Element data from apps and pages
::::::::::
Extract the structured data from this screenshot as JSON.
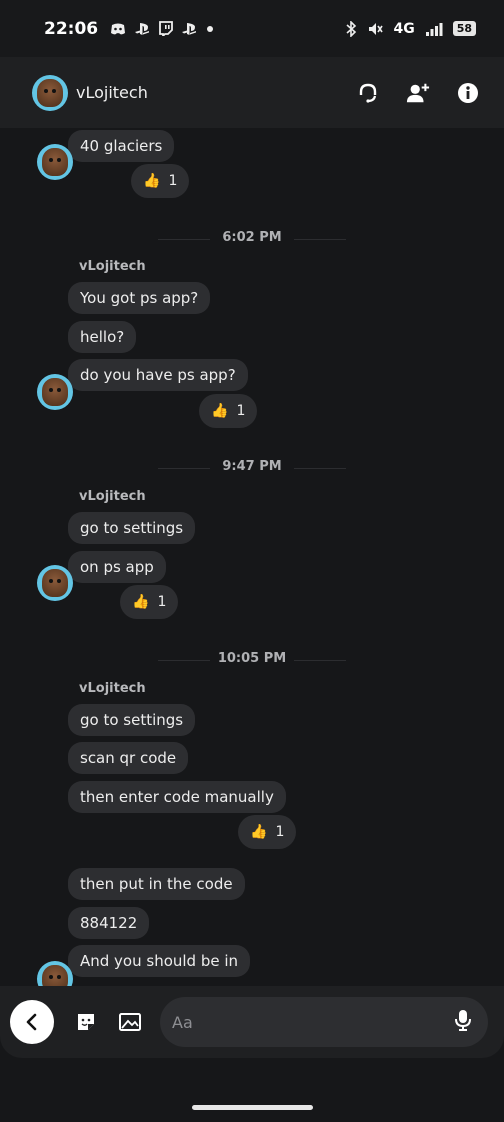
{
  "status_bar": {
    "time": "22:06",
    "network": "4G",
    "battery": "58",
    "left_icons": [
      "discord-icon",
      "playstation-icon",
      "twitch-icon",
      "playstation-icon",
      "dot-icon"
    ],
    "right_icons": [
      "bluetooth-icon",
      "mute-icon",
      "signal-icon",
      "battery-icon"
    ]
  },
  "header": {
    "contact_name": "vLojitech",
    "actions": [
      "headset-icon",
      "add-friend-icon",
      "info-icon"
    ]
  },
  "messages": {
    "m0": "40 glaciers",
    "r0": "1",
    "ts1": "6:02 PM",
    "sender1": "vLojitech",
    "m1": "You got ps app?",
    "m2": "hello?",
    "m3": "do you have ps app?",
    "r3": "1",
    "ts2": "9:47 PM",
    "sender2": "vLojitech",
    "m4": "go to settings",
    "m5": "on ps app",
    "r5": "1",
    "ts3": "10:05 PM",
    "sender3": "vLojitech",
    "m6": "go to settings",
    "m7": "scan qr code",
    "m8": "then enter code manually",
    "r8": "1",
    "m9": "then put in the code",
    "m10": "884122",
    "m11": "And you should be in"
  },
  "composer": {
    "placeholder": "Aa"
  },
  "colors": {
    "background": "#161719",
    "bubble": "#2d2e31",
    "avatar_ring": "#63c5e4"
  }
}
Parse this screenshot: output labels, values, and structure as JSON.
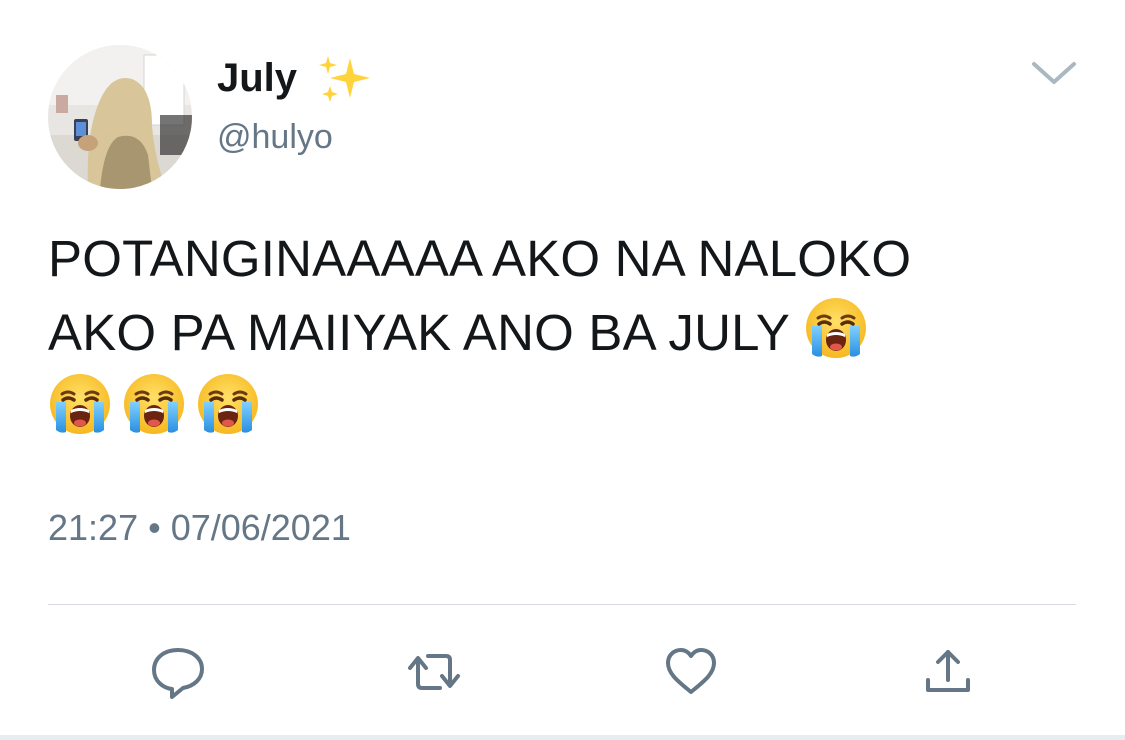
{
  "tweet": {
    "author": {
      "display_name": "July",
      "name_emoji": "sparkles-emoji",
      "handle": "@hulyo",
      "avatar": "avatar-photo"
    },
    "text_lines": [
      "POTANGINAAAAA AKO NA NALOKO",
      "AKO PA MAIIYAK ANO BA JULY"
    ],
    "emojis": [
      "loudly-crying-face",
      "loudly-crying-face",
      "loudly-crying-face",
      "loudly-crying-face"
    ],
    "timestamp": "21:27 • 07/06/2021"
  },
  "actions": [
    {
      "name": "reply",
      "icon": "reply-icon"
    },
    {
      "name": "retweet",
      "icon": "retweet-icon"
    },
    {
      "name": "like",
      "icon": "heart-icon"
    },
    {
      "name": "share",
      "icon": "share-icon"
    }
  ],
  "colors": {
    "text": "#14171a",
    "secondary": "#657786",
    "icon": "#657786",
    "divider": "#d7dbdf"
  }
}
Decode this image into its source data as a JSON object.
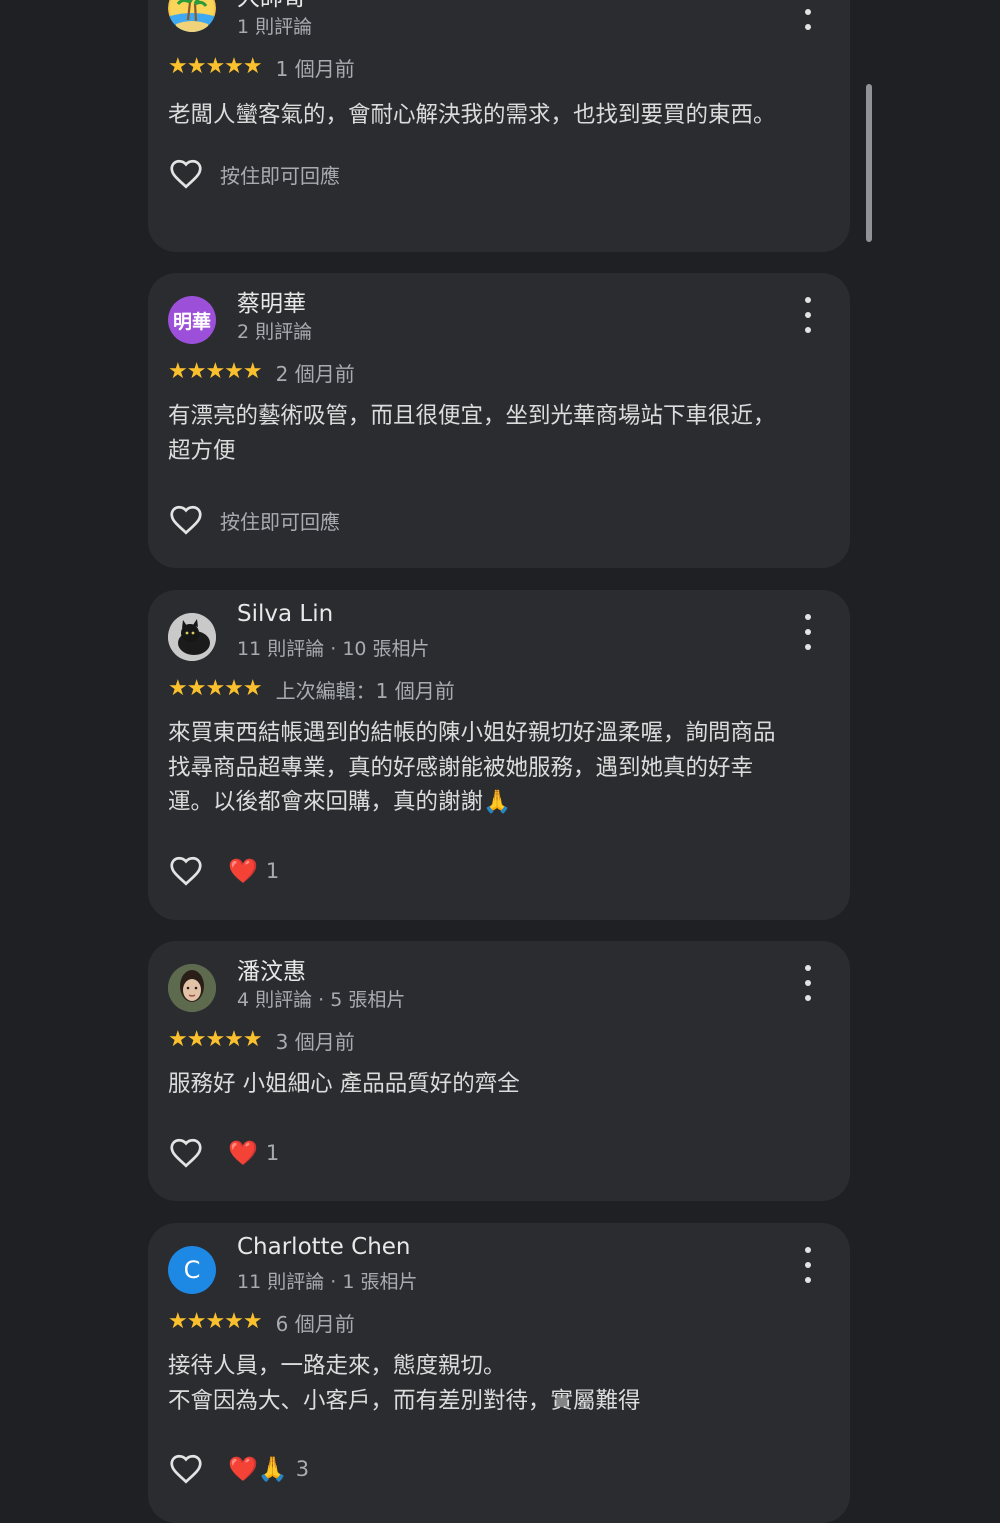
{
  "colors": {
    "background": "#1e2023",
    "card": "#2a2c30",
    "star": "#fbc02d",
    "secondary_text": "#a8abb0",
    "avatar_purple": "#9c4fd9",
    "avatar_blue": "#1e88e5"
  },
  "reviews": [
    {
      "name": "大帥哥",
      "meta": "1 則評論",
      "avatar": {
        "type": "image",
        "icon": "palm-island-icon"
      },
      "stars": "★★★★★",
      "rating": 5,
      "time": "1 個月前",
      "text": "老闆人蠻客氣的，會耐心解決我的需求，也找到要買的東西。",
      "hint": "按住即可回應"
    },
    {
      "name": "蔡明華",
      "meta": "2 則評論",
      "avatar": {
        "type": "text",
        "text": "明華",
        "color": "#9c4fd9"
      },
      "stars": "★★★★★",
      "rating": 5,
      "time": "2 個月前",
      "text": "有漂亮的藝術吸管，而且很便宜，坐到光華商場站下車很近，\n超方便",
      "hint": "按住即可回應"
    },
    {
      "name": "Silva Lin",
      "meta": "11 則評論 · 10 張相片",
      "avatar": {
        "type": "image",
        "icon": "black-cat-photo"
      },
      "stars": "★★★★★",
      "rating": 5,
      "time": "上次編輯：1 個月前",
      "text": "來買東西結帳遇到的結帳的陳小姐好親切好溫柔喔，詢問商品\n找尋商品超專業，真的好感謝能被她服務，遇到她真的好幸\n運。以後都會來回購，真的謝謝🙏",
      "reaction_emoji": "❤️",
      "reaction_count": "1"
    },
    {
      "name": "潘汶惠",
      "meta": "4 則評論 · 5 張相片",
      "avatar": {
        "type": "image",
        "icon": "portrait-photo"
      },
      "stars": "★★★★★",
      "rating": 5,
      "time": "3 個月前",
      "text": "服務好 小姐細心 產品品質好的齊全",
      "reaction_emoji": "❤️",
      "reaction_count": "1"
    },
    {
      "name": "Charlotte Chen",
      "meta": "11 則評論 · 1 張相片",
      "avatar": {
        "type": "letter",
        "text": "C",
        "color": "#1e88e5"
      },
      "stars": "★★★★★",
      "rating": 5,
      "time": "6 個月前",
      "text": "接待人員，一路走來，態度親切。\n不會因為大、小客戶，而有差別對待，實屬難得",
      "reaction_emoji": "❤️🙏",
      "reaction_count": "3"
    }
  ]
}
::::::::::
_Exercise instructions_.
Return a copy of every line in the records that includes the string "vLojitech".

_Reply to the exercise_.
    "contact_name": "vLojitech",
    "sender1": "vLojitech",
    "sender2": "vLojitech",
    "sender3": "vLojitech",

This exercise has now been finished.